● **What the task requires**
Copy out all of the records, exactly as they appear.

● **Supplied material**
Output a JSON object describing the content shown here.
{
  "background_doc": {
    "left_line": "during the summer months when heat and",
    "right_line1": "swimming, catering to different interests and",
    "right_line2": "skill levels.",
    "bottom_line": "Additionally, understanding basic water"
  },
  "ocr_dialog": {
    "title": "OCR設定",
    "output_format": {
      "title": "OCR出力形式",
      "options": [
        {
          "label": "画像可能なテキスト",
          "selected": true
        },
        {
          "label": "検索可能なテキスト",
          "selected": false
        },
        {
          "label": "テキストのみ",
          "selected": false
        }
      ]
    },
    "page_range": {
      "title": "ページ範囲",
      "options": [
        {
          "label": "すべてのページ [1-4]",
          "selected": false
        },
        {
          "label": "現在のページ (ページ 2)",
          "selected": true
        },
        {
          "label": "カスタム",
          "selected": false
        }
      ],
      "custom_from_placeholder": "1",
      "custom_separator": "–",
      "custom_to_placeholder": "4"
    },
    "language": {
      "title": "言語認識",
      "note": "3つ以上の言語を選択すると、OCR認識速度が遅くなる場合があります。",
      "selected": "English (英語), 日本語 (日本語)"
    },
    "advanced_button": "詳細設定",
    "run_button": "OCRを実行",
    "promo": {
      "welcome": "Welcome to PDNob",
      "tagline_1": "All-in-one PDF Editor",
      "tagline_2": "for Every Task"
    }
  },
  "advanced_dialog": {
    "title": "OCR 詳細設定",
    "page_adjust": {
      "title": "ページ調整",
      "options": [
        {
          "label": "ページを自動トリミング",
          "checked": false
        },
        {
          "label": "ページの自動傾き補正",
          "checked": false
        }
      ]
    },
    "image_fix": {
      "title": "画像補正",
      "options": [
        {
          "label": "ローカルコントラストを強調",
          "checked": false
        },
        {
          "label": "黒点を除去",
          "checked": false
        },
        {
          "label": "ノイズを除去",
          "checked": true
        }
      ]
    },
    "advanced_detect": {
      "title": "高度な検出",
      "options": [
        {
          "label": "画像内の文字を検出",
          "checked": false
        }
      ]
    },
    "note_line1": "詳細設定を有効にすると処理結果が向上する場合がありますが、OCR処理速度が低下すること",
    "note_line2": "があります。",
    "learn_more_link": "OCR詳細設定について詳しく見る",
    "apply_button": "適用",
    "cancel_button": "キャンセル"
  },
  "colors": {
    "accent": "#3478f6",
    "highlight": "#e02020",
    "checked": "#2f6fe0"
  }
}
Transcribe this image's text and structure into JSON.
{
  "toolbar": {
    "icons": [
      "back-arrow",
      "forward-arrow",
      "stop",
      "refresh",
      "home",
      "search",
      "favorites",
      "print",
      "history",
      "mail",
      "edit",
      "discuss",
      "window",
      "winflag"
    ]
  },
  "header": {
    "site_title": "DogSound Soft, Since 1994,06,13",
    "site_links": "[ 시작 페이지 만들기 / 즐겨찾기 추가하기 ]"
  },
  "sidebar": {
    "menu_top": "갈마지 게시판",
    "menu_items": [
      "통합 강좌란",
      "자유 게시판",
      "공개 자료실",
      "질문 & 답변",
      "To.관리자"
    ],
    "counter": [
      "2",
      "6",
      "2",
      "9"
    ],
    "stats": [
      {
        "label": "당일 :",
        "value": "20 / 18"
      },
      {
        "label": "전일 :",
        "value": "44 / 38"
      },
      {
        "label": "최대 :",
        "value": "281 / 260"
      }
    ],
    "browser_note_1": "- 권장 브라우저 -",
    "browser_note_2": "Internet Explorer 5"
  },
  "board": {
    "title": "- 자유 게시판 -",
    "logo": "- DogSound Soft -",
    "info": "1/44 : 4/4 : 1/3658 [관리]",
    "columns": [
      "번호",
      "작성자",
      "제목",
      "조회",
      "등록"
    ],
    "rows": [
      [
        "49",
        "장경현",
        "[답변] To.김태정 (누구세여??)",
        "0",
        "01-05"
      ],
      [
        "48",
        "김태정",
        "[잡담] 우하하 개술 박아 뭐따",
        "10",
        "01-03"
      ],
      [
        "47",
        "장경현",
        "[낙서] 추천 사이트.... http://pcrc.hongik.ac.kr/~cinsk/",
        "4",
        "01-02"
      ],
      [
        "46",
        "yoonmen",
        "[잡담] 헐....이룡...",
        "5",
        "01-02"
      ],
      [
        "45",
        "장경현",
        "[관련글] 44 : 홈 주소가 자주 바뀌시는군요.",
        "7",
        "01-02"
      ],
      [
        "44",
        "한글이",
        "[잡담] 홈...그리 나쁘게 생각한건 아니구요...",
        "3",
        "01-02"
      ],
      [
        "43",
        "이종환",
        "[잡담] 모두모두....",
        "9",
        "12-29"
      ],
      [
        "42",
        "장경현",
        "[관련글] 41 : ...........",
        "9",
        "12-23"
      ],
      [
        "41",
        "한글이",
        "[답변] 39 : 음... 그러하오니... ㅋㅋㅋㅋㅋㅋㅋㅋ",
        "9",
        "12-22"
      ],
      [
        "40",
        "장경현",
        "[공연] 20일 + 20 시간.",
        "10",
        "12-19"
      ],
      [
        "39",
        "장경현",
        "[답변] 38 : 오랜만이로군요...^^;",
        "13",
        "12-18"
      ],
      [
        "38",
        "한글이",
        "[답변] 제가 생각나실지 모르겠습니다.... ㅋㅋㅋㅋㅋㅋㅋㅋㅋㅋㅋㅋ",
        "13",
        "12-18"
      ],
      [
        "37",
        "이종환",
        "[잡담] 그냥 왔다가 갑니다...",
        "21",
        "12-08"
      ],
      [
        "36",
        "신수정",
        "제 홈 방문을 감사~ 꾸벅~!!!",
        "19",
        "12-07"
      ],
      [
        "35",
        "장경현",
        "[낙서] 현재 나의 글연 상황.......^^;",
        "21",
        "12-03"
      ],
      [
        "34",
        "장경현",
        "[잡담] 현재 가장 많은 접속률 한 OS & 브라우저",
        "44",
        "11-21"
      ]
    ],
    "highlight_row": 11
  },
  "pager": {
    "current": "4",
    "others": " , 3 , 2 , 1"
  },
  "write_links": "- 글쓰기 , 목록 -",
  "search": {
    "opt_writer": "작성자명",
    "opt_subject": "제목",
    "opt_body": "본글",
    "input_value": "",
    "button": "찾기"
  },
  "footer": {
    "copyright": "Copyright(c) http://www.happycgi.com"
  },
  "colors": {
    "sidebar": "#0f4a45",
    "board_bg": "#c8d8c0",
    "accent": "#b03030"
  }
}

● **Exercise solution**
Output a JSON object describing the content shown here.
{
  "background_doc": {
    "left_line": "during the summer months when heat and",
    "right_line1": "swimming, catering to different interests and",
    "right_line2": "skill levels.",
    "bottom_line": "Additionally, understanding basic water"
  },
  "ocr_dialog": {
    "title": "OCR設定",
    "output_format": {
      "title": "OCR出力形式",
      "options": [
        {
          "label": "画像可能なテキスト",
          "selected": true
        },
        {
          "label": "検索可能なテキスト",
          "selected": false
        },
        {
          "label": "テキストのみ",
          "selected": false
        }
      ]
    },
    "page_range": {
      "title": "ページ範囲",
      "options": [
        {
          "label": "すべてのページ [1-4]",
          "selected": false
        },
        {
          "label": "現在のページ (ページ 2)",
          "selected": true
        },
        {
          "label": "カスタム",
          "selected": false
        }
      ],
      "custom_from_placeholder": "1",
      "custom_separator": "–",
      "custom_to_placeholder": "4"
    },
    "language": {
      "title": "言語認識",
      "note": "3つ以上の言語を選択すると、OCR認識速度が遅くなる場合があります。",
      "selected": "English (英語), 日本語 (日本語)"
    },
    "advanced_button": "詳細設定",
    "run_button": "OCRを実行",
    "promo": {
      "welcome": "Welcome to PDNob",
      "tagline_1": "All-in-one PDF Editor",
      "tagline_2": "for Every Task"
    }
  },
  "advanced_dialog": {
    "title": "OCR 詳細設定",
    "page_adjust": {
      "title": "ページ調整",
      "options": [
        {
          "label": "ページを自動トリミング",
          "checked": false
        },
        {
          "label": "ページの自動傾き補正",
          "checked": false
        }
      ]
    },
    "image_fix": {
      "title": "画像補正",
      "options": [
        {
          "label": "ローカルコントラストを強調",
          "checked": false
        },
        {
          "label": "黒点を除去",
          "checked": false
        },
        {
          "label": "ノイズを除去",
          "checked": true
        }
      ]
    },
    "advanced_detect": {
      "title": "高度な検出",
      "options": [
        {
          "label": "画像内の文字を検出",
          "checked": false
        }
      ]
    },
    "note_line1": "詳細設定を有効にすると処理結果が向上する場合がありますが、OCR処理速度が低下すること",
    "note_line2": "があります。",
    "learn_more_link": "OCR詳細設定について詳しく見る",
    "apply_button": "適用",
    "cancel_button": "キャンセル"
  },
  "colors": {
    "accent": "#3478f6",
    "highlight": "#e02020",
    "checked": "#2f6fe0"
  }
}
Transcribe this image's text and structure into JSON.
{
  "toolbar": {
    "icons": [
      "back-arrow",
      "forward-arrow",
      "stop",
      "refresh",
      "home",
      "search",
      "favorites",
      "print",
      "history",
      "mail",
      "edit",
      "discuss",
      "window",
      "winflag"
    ]
  },
  "header": {
    "site_title": "DogSound Soft, Since 1994,06,13",
    "site_links": "[ 시작 페이지 만들기 / 즐겨찾기 추가하기 ]"
  },
  "sidebar": {
    "menu_top": "갈마지 게시판",
    "menu_items": [
      "통합 강좌란",
      "자유 게시판",
      "공개 자료실",
      "질문 & 답변",
      "To.관리자"
    ],
    "counter": [
      "2",
      "6",
      "2",
      "9"
    ],
    "stats": [
      {
        "label": "당일 :",
        "value": "20 / 18"
      },
      {
        "label": "전일 :",
        "value": "44 / 38"
      },
      {
        "label": "최대 :",
        "value": "281 / 260"
      }
    ],
    "browser_note_1": "- 권장 브라우저 -",
    "browser_note_2": "Internet Explorer 5"
  },
  "board": {
    "title": "- 자유 게시판 -",
    "logo": "- DogSound Soft -",
    "info": "1/44 : 4/4 : 1/3658 [관리]",
    "columns": [
      "번호",
      "작성자",
      "제목",
      "조회",
      "등록"
    ],
    "rows": [
      [
        "49",
        "장경현",
        "[답변] To.김태정 (누구세여??)",
        "0",
        "01-05"
      ],
      [
        "48",
        "김태정",
        "[잡담] 우하하 개술 박아 뭐따",
        "10",
        "01-03"
      ],
      [
        "47",
        "장경현",
        "[낙서] 추천 사이트.... http://pcrc.hongik.ac.kr/~cinsk/",
        "4",
        "01-02"
      ],
      [
        "46",
        "yoonmen",
        "[잡담] 헐....이룡...",
        "5",
        "01-02"
      ],
      [
        "45",
        "장경현",
        "[관련글] 44 : 홈 주소가 자주 바뀌시는군요.",
        "7",
        "01-02"
      ],
      [
        "44",
        "한글이",
        "[잡담] 홈...그리 나쁘게 생각한건 아니구요...",
        "3",
        "01-02"
      ],
      [
        "43",
        "이종환",
        "[잡담] 모두모두....",
        "9",
        "12-29"
      ],
      [
        "42",
        "장경현",
        "[관련글] 41 : ...........",
        "9",
        "12-23"
      ],
      [
        "41",
        "한글이",
        "[답변] 39 : 음... 그러하오니... ㅋㅋㅋㅋㅋㅋㅋㅋ",
        "9",
        "12-22"
      ],
      [
        "40",
        "장경현",
        "[공연] 20일 + 20 시간.",
        "10",
        "12-19"
      ],
      [
        "39",
        "장경현",
        "[답변] 38 : 오랜만이로군요...^^;",
        "13",
        "12-18"
      ],
      [
        "38",
        "한글이",
        "[답변] 제가 생각나실지 모르겠습니다.... ㅋㅋㅋㅋㅋㅋㅋㅋㅋㅋㅋㅋ",
        "13",
        "12-18"
      ],
      [
        "37",
        "이종환",
        "[잡담] 그냥 왔다가 갑니다...",
        "21",
        "12-08"
      ],
      [
        "36",
        "신수정",
        "제 홈 방문을 감사~ 꾸벅~!!!",
        "19",
        "12-07"
      ],
      [
        "35",
        "장경현",
        "[낙서] 현재 나의 글연 상황.......^^;",
        "21",
        "12-03"
      ],
      [
        "34",
        "장경현",
        "[잡담] 현재 가장 많은 접속률 한 OS & 브라우저",
        "44",
        "11-21"
      ]
    ],
    "highlight_row": 11
  },
  "pager": {
    "current": "4",
    "others": " , 3 , 2 , 1"
  },
  "write_links": "- 글쓰기 , 목록 -",
  "search": {
    "opt_writer": "작성자명",
    "opt_subject": "제목",
    "opt_body": "본글",
    "input_value": "",
    "button": "찾기"
  },
  "footer": {
    "copyright": "Copyright(c) http://www.happycgi.com"
  },
  "colors": {
    "sidebar": "#0f4a45",
    "board_bg": "#c8d8c0",
    "accent": "#b03030"
  }
}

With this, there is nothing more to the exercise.